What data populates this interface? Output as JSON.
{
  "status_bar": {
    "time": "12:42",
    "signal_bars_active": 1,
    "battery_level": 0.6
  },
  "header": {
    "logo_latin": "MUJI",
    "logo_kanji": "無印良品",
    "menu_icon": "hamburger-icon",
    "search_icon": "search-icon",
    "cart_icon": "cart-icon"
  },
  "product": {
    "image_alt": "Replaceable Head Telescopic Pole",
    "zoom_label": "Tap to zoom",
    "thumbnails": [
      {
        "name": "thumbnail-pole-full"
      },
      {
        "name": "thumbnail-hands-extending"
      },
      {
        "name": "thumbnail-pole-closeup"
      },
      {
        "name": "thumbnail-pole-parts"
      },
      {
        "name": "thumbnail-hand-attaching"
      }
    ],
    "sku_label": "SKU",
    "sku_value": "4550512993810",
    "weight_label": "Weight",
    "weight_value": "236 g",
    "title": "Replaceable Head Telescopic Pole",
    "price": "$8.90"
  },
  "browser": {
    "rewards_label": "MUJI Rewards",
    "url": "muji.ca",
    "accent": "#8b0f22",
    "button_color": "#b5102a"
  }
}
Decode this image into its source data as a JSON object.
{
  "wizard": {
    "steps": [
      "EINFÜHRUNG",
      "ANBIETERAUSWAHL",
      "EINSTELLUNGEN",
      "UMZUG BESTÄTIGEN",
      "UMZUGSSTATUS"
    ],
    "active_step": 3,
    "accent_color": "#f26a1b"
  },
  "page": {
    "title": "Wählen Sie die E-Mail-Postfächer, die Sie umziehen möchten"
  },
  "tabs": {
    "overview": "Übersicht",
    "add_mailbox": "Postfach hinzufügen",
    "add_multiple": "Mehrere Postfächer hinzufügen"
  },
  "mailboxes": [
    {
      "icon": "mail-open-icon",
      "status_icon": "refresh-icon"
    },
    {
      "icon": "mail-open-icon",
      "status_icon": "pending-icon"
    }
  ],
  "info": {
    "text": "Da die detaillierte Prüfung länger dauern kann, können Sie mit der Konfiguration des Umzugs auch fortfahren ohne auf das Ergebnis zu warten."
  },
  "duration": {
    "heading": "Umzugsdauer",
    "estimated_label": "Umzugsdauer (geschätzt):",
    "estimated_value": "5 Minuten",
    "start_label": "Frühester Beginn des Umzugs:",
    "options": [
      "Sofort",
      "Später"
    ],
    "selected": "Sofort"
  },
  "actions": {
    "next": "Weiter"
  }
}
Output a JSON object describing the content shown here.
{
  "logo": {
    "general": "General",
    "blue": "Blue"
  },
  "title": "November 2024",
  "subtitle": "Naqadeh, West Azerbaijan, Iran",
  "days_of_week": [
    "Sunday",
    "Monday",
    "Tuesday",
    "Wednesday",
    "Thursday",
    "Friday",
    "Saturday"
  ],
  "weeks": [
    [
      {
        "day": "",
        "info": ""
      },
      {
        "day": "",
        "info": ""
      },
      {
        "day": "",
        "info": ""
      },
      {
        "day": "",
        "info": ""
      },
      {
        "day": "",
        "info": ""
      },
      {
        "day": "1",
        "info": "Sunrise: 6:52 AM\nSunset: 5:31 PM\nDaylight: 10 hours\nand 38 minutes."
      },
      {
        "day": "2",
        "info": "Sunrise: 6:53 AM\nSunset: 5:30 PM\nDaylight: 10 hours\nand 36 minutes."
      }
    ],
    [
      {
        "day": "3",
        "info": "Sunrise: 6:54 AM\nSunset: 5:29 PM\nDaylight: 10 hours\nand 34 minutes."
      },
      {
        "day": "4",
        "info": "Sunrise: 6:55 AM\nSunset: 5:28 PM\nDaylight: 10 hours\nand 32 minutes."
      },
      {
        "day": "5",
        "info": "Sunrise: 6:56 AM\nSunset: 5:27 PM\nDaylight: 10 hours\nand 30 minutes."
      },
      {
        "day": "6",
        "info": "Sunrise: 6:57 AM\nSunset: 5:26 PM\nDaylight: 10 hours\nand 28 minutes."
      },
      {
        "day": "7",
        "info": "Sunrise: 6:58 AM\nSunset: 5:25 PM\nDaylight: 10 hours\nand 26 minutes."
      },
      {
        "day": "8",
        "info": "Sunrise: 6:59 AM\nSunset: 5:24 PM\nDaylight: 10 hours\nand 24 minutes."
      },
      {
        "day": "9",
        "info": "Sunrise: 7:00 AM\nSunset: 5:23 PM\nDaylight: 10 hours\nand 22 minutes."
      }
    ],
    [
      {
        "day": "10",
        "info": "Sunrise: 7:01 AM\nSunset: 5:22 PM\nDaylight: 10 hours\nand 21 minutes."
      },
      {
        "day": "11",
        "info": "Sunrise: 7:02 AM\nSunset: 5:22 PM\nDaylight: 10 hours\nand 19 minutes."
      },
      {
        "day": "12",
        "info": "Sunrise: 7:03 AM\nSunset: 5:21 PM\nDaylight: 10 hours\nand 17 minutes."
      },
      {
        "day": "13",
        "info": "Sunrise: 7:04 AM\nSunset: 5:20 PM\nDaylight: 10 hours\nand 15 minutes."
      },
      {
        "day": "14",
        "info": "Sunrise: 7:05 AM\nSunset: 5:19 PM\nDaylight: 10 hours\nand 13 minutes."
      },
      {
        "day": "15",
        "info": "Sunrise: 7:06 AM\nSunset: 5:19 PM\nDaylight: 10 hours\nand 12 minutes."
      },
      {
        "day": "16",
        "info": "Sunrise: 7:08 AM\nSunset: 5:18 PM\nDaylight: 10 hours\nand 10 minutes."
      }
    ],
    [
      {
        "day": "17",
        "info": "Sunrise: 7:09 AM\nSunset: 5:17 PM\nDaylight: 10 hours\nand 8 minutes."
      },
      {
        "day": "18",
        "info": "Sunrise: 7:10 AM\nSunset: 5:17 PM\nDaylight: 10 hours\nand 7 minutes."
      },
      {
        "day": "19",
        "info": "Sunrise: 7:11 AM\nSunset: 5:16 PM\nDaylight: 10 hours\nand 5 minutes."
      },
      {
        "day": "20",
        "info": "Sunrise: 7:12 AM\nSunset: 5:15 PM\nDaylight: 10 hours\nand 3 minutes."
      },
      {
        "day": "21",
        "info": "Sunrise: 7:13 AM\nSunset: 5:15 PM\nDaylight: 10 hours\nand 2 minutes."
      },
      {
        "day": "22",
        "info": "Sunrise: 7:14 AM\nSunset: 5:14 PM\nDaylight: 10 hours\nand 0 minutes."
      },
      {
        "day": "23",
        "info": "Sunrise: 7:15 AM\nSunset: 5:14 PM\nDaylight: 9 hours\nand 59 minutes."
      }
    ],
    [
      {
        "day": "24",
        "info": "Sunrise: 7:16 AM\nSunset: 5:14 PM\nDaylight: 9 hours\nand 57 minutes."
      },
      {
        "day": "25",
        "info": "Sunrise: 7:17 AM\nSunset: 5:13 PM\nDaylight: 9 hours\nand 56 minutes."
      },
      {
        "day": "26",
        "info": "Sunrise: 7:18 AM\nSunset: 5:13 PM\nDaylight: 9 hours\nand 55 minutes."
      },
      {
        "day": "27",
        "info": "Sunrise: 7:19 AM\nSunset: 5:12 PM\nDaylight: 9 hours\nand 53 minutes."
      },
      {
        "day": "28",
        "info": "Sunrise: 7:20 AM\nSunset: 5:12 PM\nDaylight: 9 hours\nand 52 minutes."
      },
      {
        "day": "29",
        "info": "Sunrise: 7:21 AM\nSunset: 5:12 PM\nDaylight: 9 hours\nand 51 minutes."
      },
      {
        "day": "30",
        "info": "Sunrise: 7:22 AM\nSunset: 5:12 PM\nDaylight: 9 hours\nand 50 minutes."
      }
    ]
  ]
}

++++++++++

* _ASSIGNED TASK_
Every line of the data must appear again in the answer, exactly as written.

* _EXERCISE ANSWER_
What data populates this interface? Output as JSON.
{
  "status_bar": {
    "time": "12:42",
    "signal_bars_active": 1,
    "battery_level": 0.6
  },
  "header": {
    "logo_latin": "MUJI",
    "logo_kanji": "無印良品",
    "menu_icon": "hamburger-icon",
    "search_icon": "search-icon",
    "cart_icon": "cart-icon"
  },
  "product": {
    "image_alt": "Replaceable Head Telescopic Pole",
    "zoom_label": "Tap to zoom",
    "thumbnails": [
      {
        "name": "thumbnail-pole-full"
      },
      {
        "name": "thumbnail-hands-extending"
      },
      {
        "name": "thumbnail-pole-closeup"
      },
      {
        "name": "thumbnail-pole-parts"
      },
      {
        "name": "thumbnail-hand-attaching"
      }
    ],
    "sku_label": "SKU",
    "sku_value": "4550512993810",
    "weight_label": "Weight",
    "weight_value": "236 g",
    "title": "Replaceable Head Telescopic Pole",
    "price": "$8.90"
  },
  "browser": {
    "rewards_label": "MUJI Rewards",
    "url": "muji.ca",
    "accent": "#8b0f22",
    "button_color": "#b5102a"
  }
}
Decode this image into its source data as a JSON object.
{
  "wizard": {
    "steps": [
      "EINFÜHRUNG",
      "ANBIETERAUSWAHL",
      "EINSTELLUNGEN",
      "UMZUG BESTÄTIGEN",
      "UMZUGSSTATUS"
    ],
    "active_step": 3,
    "accent_color": "#f26a1b"
  },
  "page": {
    "title": "Wählen Sie die E-Mail-Postfächer, die Sie umziehen möchten"
  },
  "tabs": {
    "overview": "Übersicht",
    "add_mailbox": "Postfach hinzufügen",
    "add_multiple": "Mehrere Postfächer hinzufügen"
  },
  "mailboxes": [
    {
      "icon": "mail-open-icon",
      "status_icon": "refresh-icon"
    },
    {
      "icon": "mail-open-icon",
      "status_icon": "pending-icon"
    }
  ],
  "info": {
    "text": "Da die detaillierte Prüfung länger dauern kann, können Sie mit der Konfiguration des Umzugs auch fortfahren ohne auf das Ergebnis zu warten."
  },
  "duration": {
    "heading": "Umzugsdauer",
    "estimated_label": "Umzugsdauer (geschätzt):",
    "estimated_value": "5 Minuten",
    "start_label": "Frühester Beginn des Umzugs:",
    "options": [
      "Sofort",
      "Später"
    ],
    "selected": "Sofort"
  },
  "actions": {
    "next": "Weiter"
  }
}
Output a JSON object describing the content shown here.
{
  "logo": {
    "general": "General",
    "blue": "Blue"
  },
  "title": "November 2024",
  "subtitle": "Naqadeh, West Azerbaijan, Iran",
  "days_of_week": [
    "Sunday",
    "Monday",
    "Tuesday",
    "Wednesday",
    "Thursday",
    "Friday",
    "Saturday"
  ],
  "weeks": [
    [
      {
        "day": "",
        "info": ""
      },
      {
        "day": "",
        "info": ""
      },
      {
        "day": "",
        "info": ""
      },
      {
        "day": "",
        "info": ""
      },
      {
        "day": "",
        "info": ""
      },
      {
        "day": "1",
        "info": "Sunrise: 6:52 AM\nSunset: 5:31 PM\nDaylight: 10 hours\nand 38 minutes."
      },
      {
        "day": "2",
        "info": "Sunrise: 6:53 AM\nSunset: 5:30 PM\nDaylight: 10 hours\nand 36 minutes."
      }
    ],
    [
      {
        "day": "3",
        "info": "Sunrise: 6:54 AM\nSunset: 5:29 PM\nDaylight: 10 hours\nand 34 minutes."
      },
      {
        "day": "4",
        "info": "Sunrise: 6:55 AM\nSunset: 5:28 PM\nDaylight: 10 hours\nand 32 minutes."
      },
      {
        "day": "5",
        "info": "Sunrise: 6:56 AM\nSunset: 5:27 PM\nDaylight: 10 hours\nand 30 minutes."
      },
      {
        "day": "6",
        "info": "Sunrise: 6:57 AM\nSunset: 5:26 PM\nDaylight: 10 hours\nand 28 minutes."
      },
      {
        "day": "7",
        "info": "Sunrise: 6:58 AM\nSunset: 5:25 PM\nDaylight: 10 hours\nand 26 minutes."
      },
      {
        "day": "8",
        "info": "Sunrise: 6:59 AM\nSunset: 5:24 PM\nDaylight: 10 hours\nand 24 minutes."
      },
      {
        "day": "9",
        "info": "Sunrise: 7:00 AM\nSunset: 5:23 PM\nDaylight: 10 hours\nand 22 minutes."
      }
    ],
    [
      {
        "day": "10",
        "info": "Sunrise: 7:01 AM\nSunset: 5:22 PM\nDaylight: 10 hours\nand 21 minutes."
      },
      {
        "day": "11",
        "info": "Sunrise: 7:02 AM\nSunset: 5:22 PM\nDaylight: 10 hours\nand 19 minutes."
      },
      {
        "day": "12",
        "info": "Sunrise: 7:03 AM\nSunset: 5:21 PM\nDaylight: 10 hours\nand 17 minutes."
      },
      {
        "day": "13",
        "info": "Sunrise: 7:04 AM\nSunset: 5:20 PM\nDaylight: 10 hours\nand 15 minutes."
      },
      {
        "day": "14",
        "info": "Sunrise: 7:05 AM\nSunset: 5:19 PM\nDaylight: 10 hours\nand 13 minutes."
      },
      {
        "day": "15",
        "info": "Sunrise: 7:06 AM\nSunset: 5:19 PM\nDaylight: 10 hours\nand 12 minutes."
      },
      {
        "day": "16",
        "info": "Sunrise: 7:08 AM\nSunset: 5:18 PM\nDaylight: 10 hours\nand 10 minutes."
      }
    ],
    [
      {
        "day": "17",
        "info": "Sunrise: 7:09 AM\nSunset: 5:17 PM\nDaylight: 10 hours\nand 8 minutes."
      },
      {
        "day": "18",
        "info": "Sunrise: 7:10 AM\nSunset: 5:17 PM\nDaylight: 10 hours\nand 7 minutes."
      },
      {
        "day": "19",
        "info": "Sunrise: 7:11 AM\nSunset: 5:16 PM\nDaylight: 10 hours\nand 5 minutes."
      },
      {
        "day": "20",
        "info": "Sunrise: 7:12 AM\nSunset: 5:15 PM\nDaylight: 10 hours\nand 3 minutes."
      },
      {
        "day": "21",
        "info": "Sunrise: 7:13 AM\nSunset: 5:15 PM\nDaylight: 10 hours\nand 2 minutes."
      },
      {
        "day": "22",
        "info": "Sunrise: 7:14 AM\nSunset: 5:14 PM\nDaylight: 10 hours\nand 0 minutes."
      },
      {
        "day": "23",
        "info": "Sunrise: 7:15 AM\nSunset: 5:14 PM\nDaylight: 9 hours\nand 59 minutes."
      }
    ],
    [
      {
        "day": "24",
        "info": "Sunrise: 7:16 AM\nSunset: 5:14 PM\nDaylight: 9 hours\nand 57 minutes."
      },
      {
        "day": "25",
        "info": "Sunrise: 7:17 AM\nSunset: 5:13 PM\nDaylight: 9 hours\nand 56 minutes."
      },
      {
        "day": "26",
        "info": "Sunrise: 7:18 AM\nSunset: 5:13 PM\nDaylight: 9 hours\nand 55 minutes."
      },
      {
        "day": "27",
        "info": "Sunrise: 7:19 AM\nSunset: 5:12 PM\nDaylight: 9 hours\nand 53 minutes."
      },
      {
        "day": "28",
        "info": "Sunrise: 7:20 AM\nSunset: 5:12 PM\nDaylight: 9 hours\nand 52 minutes."
      },
      {
        "day": "29",
        "info": "Sunrise: 7:21 AM\nSunset: 5:12 PM\nDaylight: 9 hours\nand 51 minutes."
      },
      {
        "day": "30",
        "info": "Sunrise: 7:22 AM\nSunset: 5:12 PM\nDaylight: 9 hours\nand 50 minutes."
      }
    ]
  ]
}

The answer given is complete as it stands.